OK then, to start off tell us what country/area you live in, how long you have been nursing for, what areas you have worked in and the specialty you currently work in.
Hello there, my name’s Tom. I live in the wonderous Oxford, glimmering spires and all that jazz. I’m a first year nursing student, although I’m not exactly new to nursing in the way that some in their first year of their training are. My first step into nursing was working as a health care assistant (auxilliary nurse/orderly/jack of all trades/spare set of hands) in a trauma and orthopaedic unit. My placements up to this point in my training have covered acute general medicine and neurosciences. Ideally I want to work in A&E at the end of my three years. That said, if I should find something that leaves a greater impression upon me then that is where I shall go.
What made you decide to become a nurse?
That’s a question you could ask me three times a day and get three totally different answers. There’s no one specific, cast iron reason that I can pin my choice of vocation to. I have spent most of my twenty one years under the care of diabetes specialist nurses which probably has some bearing upon the matter but it isn’t the main thing. I suppose ultimately I wanted to do something which made a real and tangible impact. I am very much a people person and I adore working with people so, after trying my hand at a different degree and the subsequent dropping out I chose nursing. It may be a bit of a cliche but I suppose I enjoy making that little bit of difference to a someone.
Did you find your training prepared you for what actually goes on at the bedside? What sort of things really opened your eyes when you first began working ‘on the floor’?
Well, given that my training is on going and I am only a first year I can’t say too much about it. Given that I’ve worked on a ward before I have a good idea of what is going on in a ward environment and much of my bedside manner has already been formed, if ever evolving to suit the situation and area I find myself in. Prior to my first placement we had practical skills training sessions which covered the essentials of nursing but were really learned on the wards. You can only take on so much in the class room and the best way to learn is getting stuck right in. Your training is very much what you make it. The opportunities are there and more fool you if you choose not to take the damn things when you can.
Tell us a story: an amazing, funny, moving or memorable moment from your book of shifts.
This is from my first placement, on a very busy acute medical ward. We had a terminally ill cancer patient admitted to our ward and along with my mentor, took over his care one shift. I was obliged to put him in the well, unpleasant, hospital issue pyjamas until his family could bring the patient in some of his own. The patient was frequently incontinent and required much changing. His relatives were grateful for the way that I would keep him as comfortable as I could and kept him in his own clothing. This was much to the chagrin of my mentor for that shift who said I should have put him in a gown with incontinence pads to make my life a little bit easier. I’ll be damned if I’m going to make my life easier if what I am going to do will have an impact upon how someone spends their last few days. It later transpired that the patient sadly passed away a few days after admission. His family sent a card thanking the ward for our care. On the side they had left a little note “Tom, keep it up, you were fantastic.” That really touched me and it still does as I have a photocopy of that card for my portfolio. It is so very rewarding that I had a positive effect upon that patient and their relatives.

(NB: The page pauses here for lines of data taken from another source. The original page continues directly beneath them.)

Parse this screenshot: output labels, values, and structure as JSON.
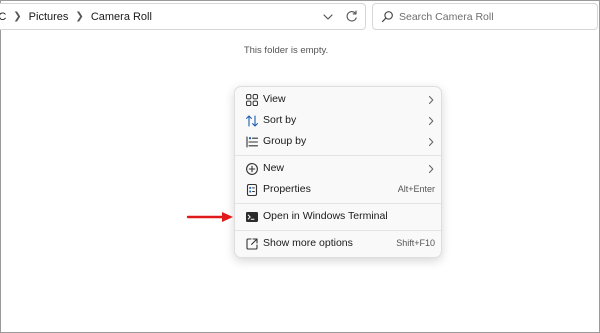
{
  "address_bar": {
    "breadcrumbs": [
      "PC",
      "Pictures",
      "Camera Roll"
    ]
  },
  "search": {
    "placeholder": "Search Camera Roll"
  },
  "content": {
    "empty_message": "This folder is empty."
  },
  "context_menu": {
    "items": [
      {
        "label": "View",
        "icon": "grid-view-icon",
        "submenu": true
      },
      {
        "label": "Sort by",
        "icon": "sort-arrows-icon",
        "submenu": true
      },
      {
        "label": "Group by",
        "icon": "group-list-icon",
        "submenu": true
      },
      {
        "label": "New",
        "icon": "plus-circle-icon",
        "submenu": true
      },
      {
        "label": "Properties",
        "icon": "properties-icon",
        "shortcut": "Alt+Enter"
      },
      {
        "label": "Open in Windows Terminal",
        "icon": "terminal-icon"
      },
      {
        "label": "Show more options",
        "icon": "external-open-icon",
        "shortcut": "Shift+F10"
      }
    ]
  },
  "annotation": {
    "arrow_color": "#e01a1a"
  },
  "colors": {
    "accent": "#1a5fb4",
    "menu_background": "#f9f9f9"
  }
}
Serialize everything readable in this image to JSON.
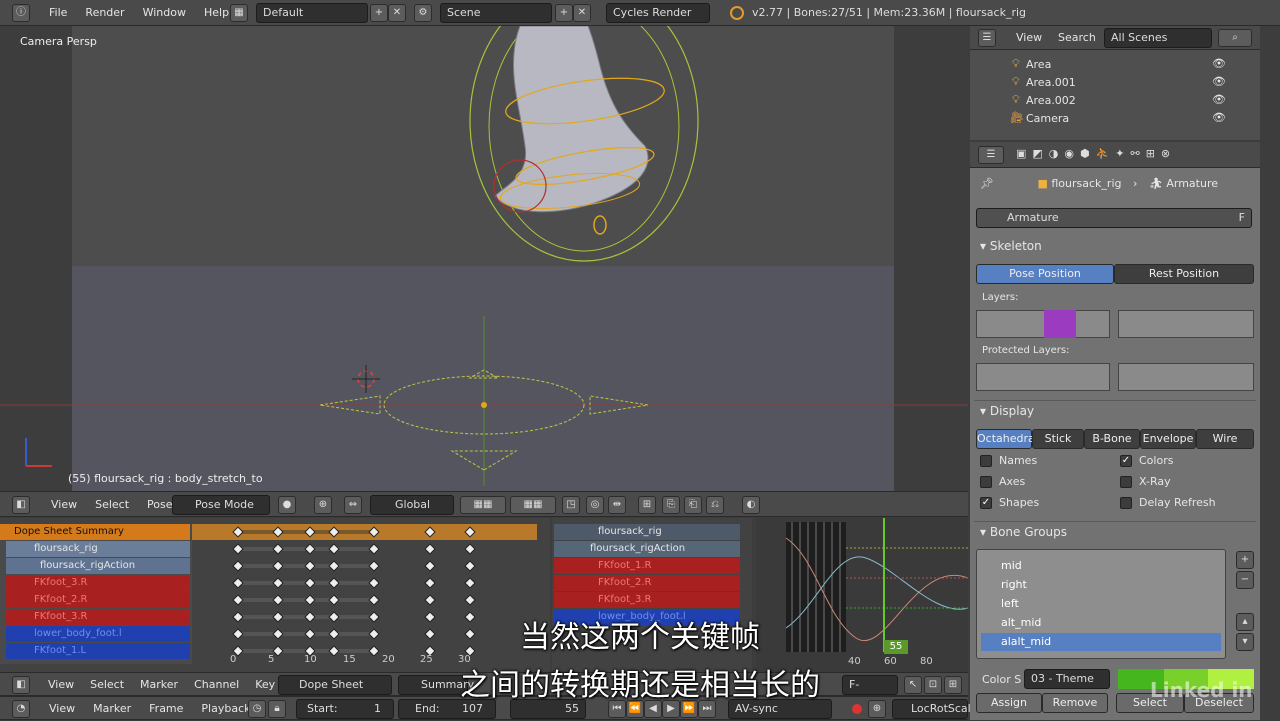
{
  "topbar": {
    "menus": [
      "File",
      "Render",
      "Window",
      "Help"
    ],
    "layout": "Default",
    "scene": "Scene",
    "engine": "Cycles Render",
    "info": "v2.77 | Bones:27/51 | Mem:23.36M | floursack_rig"
  },
  "viewport": {
    "label": "Camera Persp",
    "status": "(55) floursack_rig : body_stretch_to"
  },
  "vp_header": {
    "items": [
      "View",
      "Select",
      "Pose"
    ],
    "mode": "Pose Mode",
    "orientation": "Global"
  },
  "outliner": {
    "menus": [
      "View",
      "Search"
    ],
    "filter": "All Scenes",
    "items": [
      "Area",
      "Area.001",
      "Area.002",
      "Camera"
    ]
  },
  "props": {
    "breadcrumb_obj": "floursack_rig",
    "breadcrumb_data": "Armature",
    "datablock": "Armature",
    "fake": "F",
    "skeleton": "Skeleton",
    "pose_position": "Pose Position",
    "rest_position": "Rest Position",
    "layers": "Layers:",
    "protected_layers": "Protected Layers:",
    "display": "Display",
    "display_types": [
      "Octahedral",
      "Stick",
      "B-Bone",
      "Envelope",
      "Wire"
    ],
    "checks": [
      {
        "label": "Names",
        "on": false
      },
      {
        "label": "Colors",
        "on": true
      },
      {
        "label": "Axes",
        "on": false
      },
      {
        "label": "X-Ray",
        "on": false
      },
      {
        "label": "Shapes",
        "on": true
      },
      {
        "label": "Delay Refresh",
        "on": false
      }
    ],
    "bone_groups": "Bone Groups",
    "groups": [
      "mid",
      "right",
      "left",
      "alt_mid",
      "alalt_mid"
    ],
    "color_set_label": "Color S",
    "color_set": "03 - Theme ...",
    "assign": "Assign",
    "remove": "Remove",
    "select": "Select",
    "deselect": "Deselect"
  },
  "dopesheet": {
    "channels": [
      {
        "name": "Dope Sheet Summary",
        "kind": "summary"
      },
      {
        "name": "floursack_rig",
        "kind": "object"
      },
      {
        "name": "floursack_rigAction",
        "kind": "action"
      },
      {
        "name": "FKfoot_3.R",
        "kind": "red"
      },
      {
        "name": "FKfoot_2.R",
        "kind": "red"
      },
      {
        "name": "FKfoot_3.R",
        "kind": "red"
      },
      {
        "name": "lower_body_foot.l",
        "kind": "blue"
      },
      {
        "name": "FKfoot_1.L",
        "kind": "blue"
      }
    ],
    "ticks": [
      "0",
      "5",
      "10",
      "15",
      "20",
      "25",
      "30"
    ],
    "header": [
      "View",
      "Select",
      "Marker",
      "Channel",
      "Key"
    ],
    "mode": "Dope Sheet",
    "summary": "Summary"
  },
  "nla": {
    "rows": [
      {
        "name": "floursack_rig",
        "kind": "object"
      },
      {
        "name": "floursack_rigAction",
        "kind": "action"
      },
      {
        "name": "FKfoot_1.R",
        "kind": "red"
      },
      {
        "name": "FKfoot_2.R",
        "kind": "red"
      },
      {
        "name": "FKfoot_3.R",
        "kind": "red"
      },
      {
        "name": "lower_body_foot.l",
        "kind": "blue"
      }
    ]
  },
  "graph": {
    "ticks": [
      "40",
      "60",
      "80"
    ],
    "frame": "55",
    "mode": "F-Curve"
  },
  "timeline": {
    "menus": [
      "View",
      "Marker",
      "Frame",
      "Playback"
    ],
    "start_label": "Start:",
    "start": "1",
    "end_label": "End:",
    "end": "107",
    "current": "55",
    "sync": "AV-sync",
    "keying": "LocRotScal"
  },
  "subtitles": {
    "line1": "当然这两个关键帧",
    "line2": "之间的转换期还是相当长的"
  },
  "watermark": "Linked in"
}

Not just a nurse: what about when you are not at work? What do you get up to in the rest of your life?
So not just a nurse… Yes, I have to admit that what I have chosen to become does spill into most aspects of my life. That said, I am not just a nurse, albeit a student nurse. When I’m not working up a sweat in my hideous polycotton white tunic I do many things. I am very much an armchair sportsman. I love watching rugby (union – nothing else will suffice) and sampling the many fine beers that the brewers of Oxfordshire have to offer up to my palate. I am a voracious reader and will read anything. I also have something of a love of listening to music. I can often be found on another planet whilst listening to Pink Floyd and others such as Iron Maiden.
Piss and Vinegar: name 3 things that really get under your skin, push your buttons, or generally irritate you at work or outside of work.
Things that irritate me… I could spend all day on this. Number one is poor communication from doctors. If you can snag me and tell me what you’ve just seen my patient about and what, if any, changes are to be made to their care I’d really love to know about it. If you can’t find me then leave a message with one of my colleagues. I am not issued with a crystal ball as well as a uniform. Number two is incompetence/ignorance, need I say more? We’ve all seen or will see our fair share of this. Number three is the severe case of arse glued to chair syndrome that many senior nurses develop when they have been promoted to the oxygen scarce heights of being a sister or charge nurse. Yes you may be given that responsibility because you are a good nurse. However, if you don’t separate your arse from your chair, prove that you are a good and capable nurse whilst leading by example then you lose my respect.
You’re meant to the gold standard for which we should all aim. Leadership is a case of “do as I do, not as I say”. Earning that position was not a sprint, you have to carry on putting in the effort and detatch yourself from the desk.
The nurses desk: What is the one thing you would like to say to the rest of the nurses or general public out there.
I apologise for the photo, it’s one of the more recent ones of myself that are fit for public consumption. It’s from when we were issued with our uniforms and all rushed home to try the bloody things on. I promise you they don’t look quite as good a few months on!